One strategy that is useful, and central to Acceptance and Commitment Therapy (one of the main evidence-based approaches to treating depression and anxiety), is mindfulness. In ACT, the general idea is in order to live a full and meaningful life, you need to take actions that are aligned with your core values, which at times is scary. Mindfulness is a strategy in which you detach yourself from your emotions, watching them from afar as a non-judgemental observer. Having distressing thoughts, but not “buying into them” is a useful strategy that changes your relationship to stress, lessening its hold. But again, it is a STRATEGY.
Other strategies for boosting resilience, is learning to self-soothe (partaking in activities that bring you peace), or building your competencies in the areas that are lacking (e.g., partaking in social skills classes, if you are socially phobic).
Having ways to decrease your stress or improve your competence, reduces the need for courage, and increases the likelihood you will take action.
We see much airtime devoted to the “Courage Myth” – that we need to “feel the fear and do it anyway” in order to be truly successful.
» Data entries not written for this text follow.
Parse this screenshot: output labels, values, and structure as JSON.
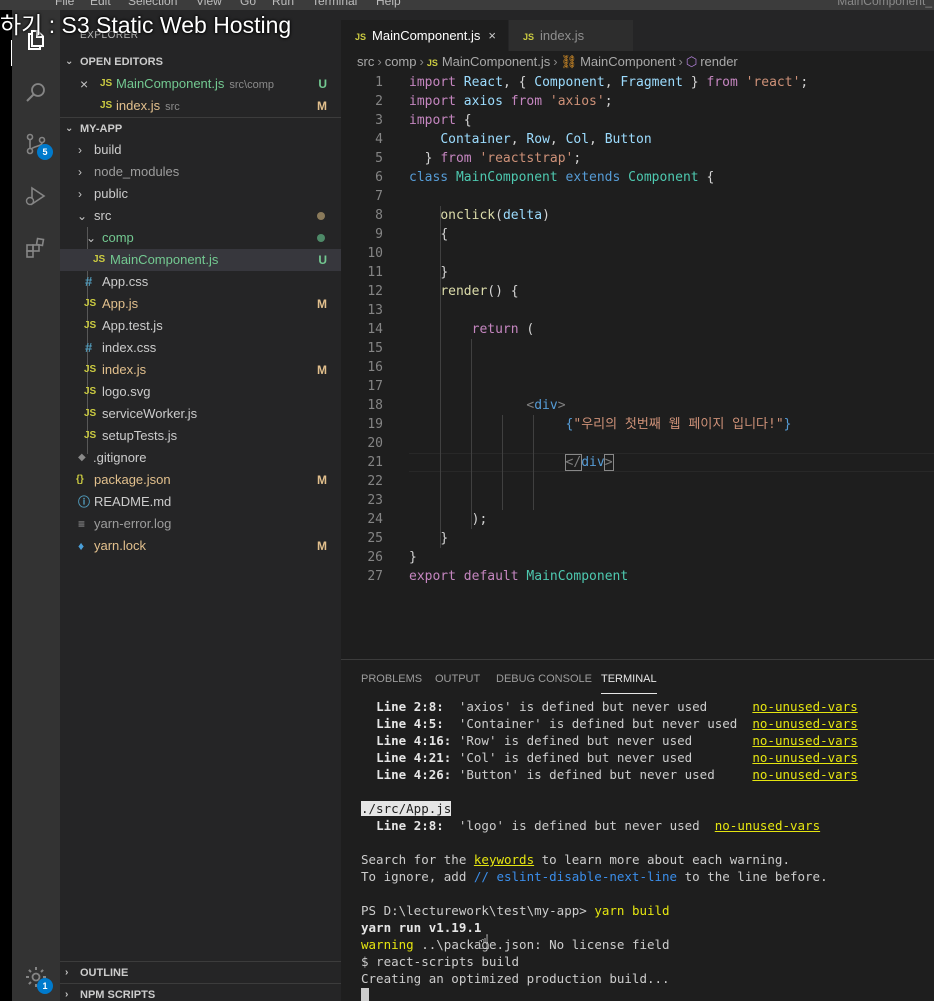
{
  "menubar": {
    "items": [
      "File",
      "Edit",
      "Selection",
      "View",
      "Go",
      "Run",
      "Terminal",
      "Help"
    ],
    "window_title": "MainComponent_"
  },
  "overlay_title": "하기 : S3 Static Web Hosting",
  "activity": {
    "source_control_badge": "5",
    "accounts_badge": "1"
  },
  "sidebar": {
    "title": "EXPLORER",
    "open_editors": {
      "label": "OPEN EDITORS",
      "items": [
        {
          "icon": "JS",
          "name": "MainComponent.js",
          "desc": "src\\comp",
          "status": "U"
        },
        {
          "icon": "JS",
          "name": "index.js",
          "desc": "src",
          "status": "M"
        }
      ]
    },
    "project": {
      "label": "MY-APP",
      "tree": [
        {
          "kind": "folder",
          "name": "build",
          "chev": "›"
        },
        {
          "kind": "folder",
          "name": "node_modules",
          "chev": "›"
        },
        {
          "kind": "folder",
          "name": "public",
          "chev": "›"
        },
        {
          "kind": "folder",
          "name": "src",
          "chev": "⌄"
        },
        {
          "kind": "folder",
          "name": "comp",
          "chev": "⌄"
        },
        {
          "kind": "file",
          "icon": "JS",
          "name": "MainComponent.js",
          "status": "U"
        },
        {
          "kind": "file",
          "icon": "#",
          "name": "App.css",
          "status": ""
        },
        {
          "kind": "file",
          "icon": "JS",
          "name": "App.js",
          "status": "M"
        },
        {
          "kind": "file",
          "icon": "JS",
          "name": "App.test.js",
          "status": ""
        },
        {
          "kind": "file",
          "icon": "#",
          "name": "index.css",
          "status": ""
        },
        {
          "kind": "file",
          "icon": "JS",
          "name": "index.js",
          "status": "M"
        },
        {
          "kind": "file",
          "icon": "JS",
          "name": "logo.svg",
          "status": ""
        },
        {
          "kind": "file",
          "icon": "JS",
          "name": "serviceWorker.js",
          "status": ""
        },
        {
          "kind": "file",
          "icon": "JS",
          "name": "setupTests.js",
          "status": ""
        },
        {
          "kind": "file",
          "icon": "◆",
          "name": ".gitignore",
          "status": ""
        },
        {
          "kind": "file",
          "icon": "{}",
          "name": "package.json",
          "status": "M"
        },
        {
          "kind": "file",
          "icon": "ⓘ",
          "name": "README.md",
          "status": ""
        },
        {
          "kind": "file",
          "icon": "≡",
          "name": "yarn-error.log",
          "status": ""
        },
        {
          "kind": "file",
          "icon": "♦",
          "name": "yarn.lock",
          "status": "M"
        }
      ]
    },
    "outline_label": "OUTLINE",
    "npm_scripts_label": "NPM SCRIPTS"
  },
  "tabs": [
    {
      "icon": "JS",
      "label": "MainComponent.js",
      "close": "×",
      "active": true
    },
    {
      "icon": "JS",
      "label": "index.js",
      "active": false
    }
  ],
  "breadcrumbs": {
    "parts": [
      "src",
      "comp",
      "MainComponent.js",
      "MainComponent",
      "render"
    ]
  },
  "editor": {
    "line_numbers": [
      "1",
      "2",
      "3",
      "4",
      "5",
      "6",
      "7",
      "8",
      "9",
      "10",
      "11",
      "12",
      "13",
      "14",
      "15",
      "16",
      "17",
      "18",
      "19",
      "20",
      "21",
      "22",
      "23",
      "24",
      "25",
      "26",
      "27"
    ],
    "code": {
      "l1": [
        "import",
        "React",
        ", { ",
        "Component",
        ", ",
        "Fragment",
        " } ",
        "from",
        "'react'",
        ";"
      ],
      "l2": [
        "import",
        "axios",
        "from",
        "'axios'",
        ";"
      ],
      "l3": [
        "import",
        "{"
      ],
      "l4": [
        "Container",
        ", ",
        "Row",
        ", ",
        "Col",
        ", ",
        "Button"
      ],
      "l5": [
        "} ",
        "from",
        "'reactstrap'",
        ";"
      ],
      "l6": [
        "class",
        "MainComponent",
        "extends",
        "Component",
        " {"
      ],
      "l8": [
        "onclick",
        "(",
        "delta",
        ")"
      ],
      "l9": [
        "{"
      ],
      "l11": [
        "}"
      ],
      "l12": [
        "render",
        "() {"
      ],
      "l14": [
        "return",
        " ("
      ],
      "l18": [
        "<",
        "div",
        ">"
      ],
      "l19": [
        "{",
        "\"우리의 첫번째 웹 페이지 입니다!\"",
        "}"
      ],
      "l21": [
        "</",
        "div",
        ">"
      ],
      "l24": [
        ");"
      ],
      "l25": [
        "}"
      ],
      "l26": [
        "}"
      ],
      "l27": [
        "export",
        "default",
        "MainComponent"
      ]
    }
  },
  "panel": {
    "tabs": [
      "PROBLEMS",
      "OUTPUT",
      "DEBUG CONSOLE",
      "TERMINAL"
    ],
    "warnings": [
      {
        "loc": "Line 2:8:",
        "msg": "'axios' is defined but never used",
        "rule": "no-unused-vars"
      },
      {
        "loc": "Line 4:5:",
        "msg": "'Container' is defined but never used",
        "rule": "no-unused-vars"
      },
      {
        "loc": "Line 4:16:",
        "msg": "'Row' is defined but never used",
        "rule": "no-unused-vars"
      },
      {
        "loc": "Line 4:21:",
        "msg": "'Col' is defined but never used",
        "rule": "no-unused-vars"
      },
      {
        "loc": "Line 4:26:",
        "msg": "'Button' is defined but never used",
        "rule": "no-unused-vars"
      }
    ],
    "app_file": "./src/App.js",
    "app_warning": {
      "loc": "Line 2:8:",
      "msg": "'logo' is defined but never used",
      "rule": "no-unused-vars"
    },
    "search_line": {
      "pre": "Search for the ",
      "link": "keywords",
      "post": " to learn more about each warning."
    },
    "ignore_line": {
      "pre": "To ignore, add ",
      "link": "// eslint-disable-next-line",
      "post": " to the line before."
    },
    "prompt": "PS D:\\lecturework\\test\\my-app>",
    "command": "yarn build",
    "yarn_run": "yarn run v1.19.1",
    "warning_line": {
      "label": "warning",
      "path": "..\\package.json",
      "msg": ": No license field"
    },
    "react_scripts": "$ react-scripts build",
    "creating": "Creating an optimized production build..."
  }
}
This is a massive oversimplification, and not necessarily helpful in most cases.
Perhaps, what we need more than courage, is strategies for dealing with the underlying fear – ways to de-risk our lives, improve our competence, and reduce the impact that negative emotions have on us. Such strategies, not only reduce the fear, boosting the likelihood you will take action, but significantly increase your chances of success. With these strategies in place, THEN you should ‘feel the fear’ (or what is left of it) and ‘do it anyway.’
Just my thoughts on this topic… I hope they have been interesting/useful.
Dr Scott Bolland is an executive coach, international speaker, facilitator and futurist. His PhD and background (of 25 years) are in the area of Cognitive Science - the scientific study of how the mind works, spanning areas such as psychology, neuroscience, philosophy and artificial intelligence. His passion is playing in the intersection between these areas, in particular how to best prepare individuals, teams, schools and organisations to flourish in the digital age.